Interpretive Summary: Epizootic hemorrhagic disease virus (EHDV) is an insect-transmitted virus that infects domestic and wild ruminants and is provisionally distributed throughout Africa, North America, Australia, East Asia, and the Middle East. Historically, only two types of the virus have been reported from North America. In 2006, EHDV isolates were recovered from dead white-tailed deer in Indiana and Illinois that was not identified as one of these types. Additional testing indicated that it was a type that, although originally described from Australia, has recently been recognized as an emerging pathogen of cattle in Morocco, Algeria, Turkey, and Reunion Island. In 2007 and 2008, this new virus type was isolated again from white-tailed deer; this time in Missouri, Kansas, and Texas, suggesting that the virus may have become, or already is, endemic in a geographically widespread region of the United States. Genetic characterization of the virus indicates that the new virus has exchanged genetic material with material from indigenous EHDV-2 (Alberta) that further supports that the new virus type has become endemic.

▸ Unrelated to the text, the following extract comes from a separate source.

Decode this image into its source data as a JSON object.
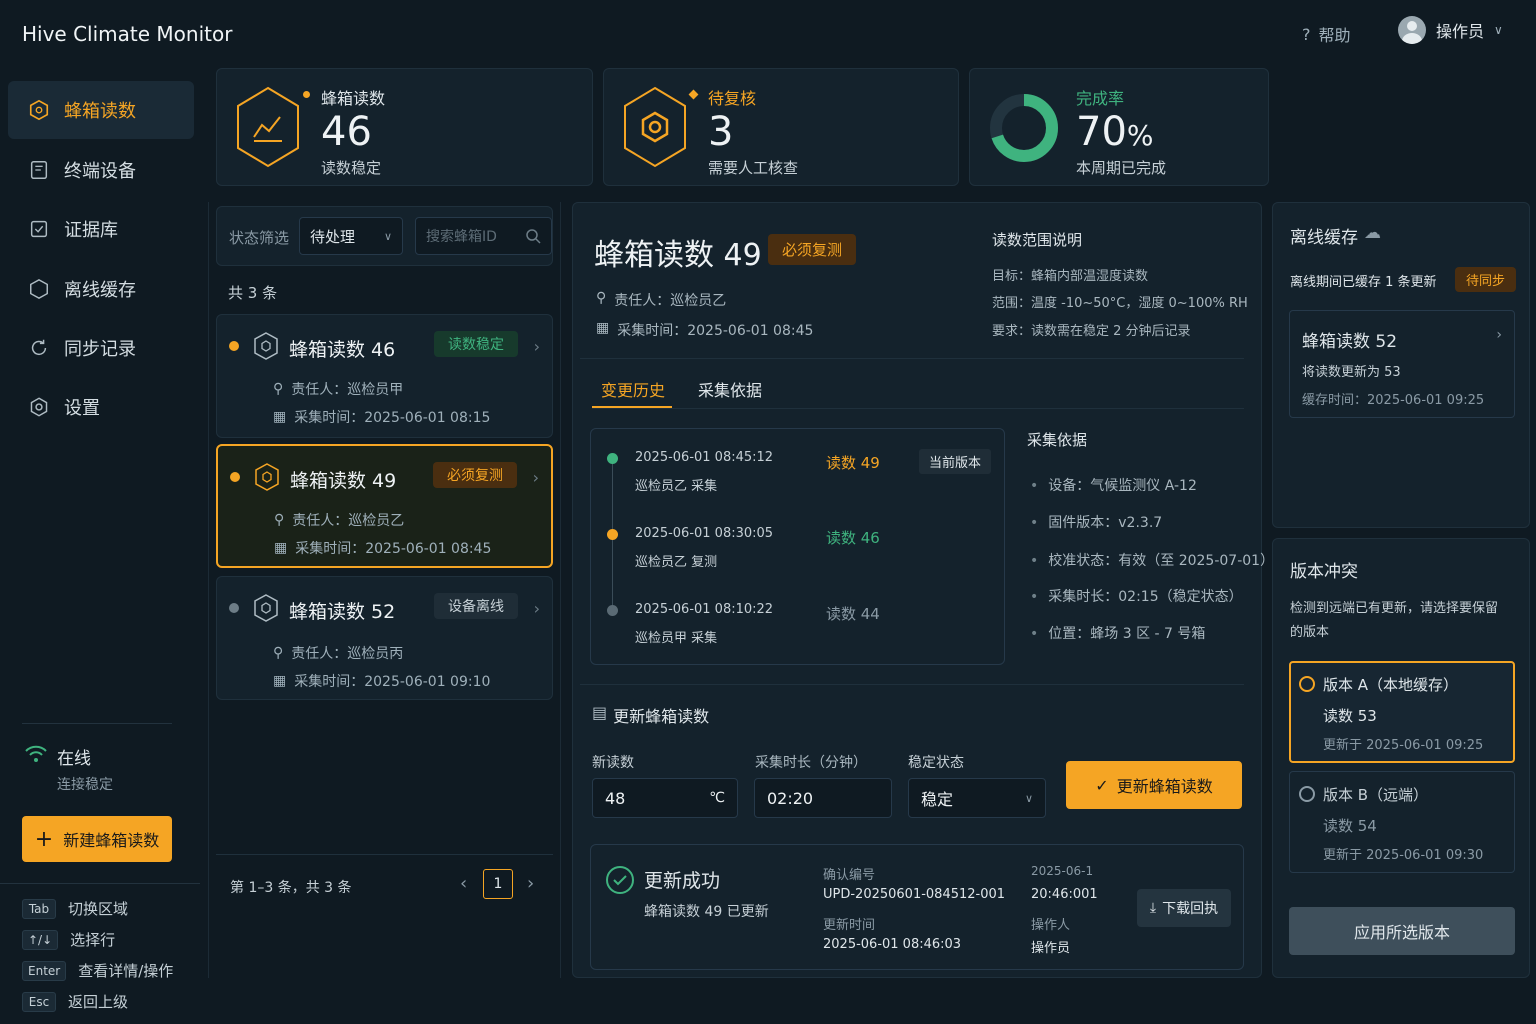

Technical Abstract: Epizootic hemorrhagic disease virus (EHDV) is a Culicoides-transmitted orbivirus that infects domestic and wild ruminants and is provisionally distributed throughout Africa, North America, Australia, East Asia, and the Middle East. Historically, of the seven proposed serotypes of EHDV, only EHDV-1 and EHDV-2 have been reported from North America. In 2006, EHDV isolates were recovered from moribund or dead white-tailed deer (Odocoileus virginianus) in Indiana and Illinois that could not be identified as either EHDV-1 or EHDV-2 by virus neutralization tests or by serotype-specific RT-PCR. Additional serological and genetic testing identified the isolates as EHDV-6, a serotype that, although originally described from Australia, has recently been recognized as an emerging pathogen of cattle in Morocco, Algeria, Turkey, and Reunion Island. In 2007 and 2008, EHDV-6 was isolated again from white-tailed deer; this time in Missouri, Kansas, and Texas, suggesting that the virus is capable of overwintering and that it may become, or already is, endemic in a geographically widespread region of the United States. Genetic characterization of the virus indicates that it is a reassortant, such that the outer capsid proteins determining serotype specificity (VP2 and VP5) are derived from exotic EHDV-6, while the remaining structural and nonstructural proteins were apparently obtained from indigenous EHDV-2 (Alberta).

Last Modified: 7/24/2014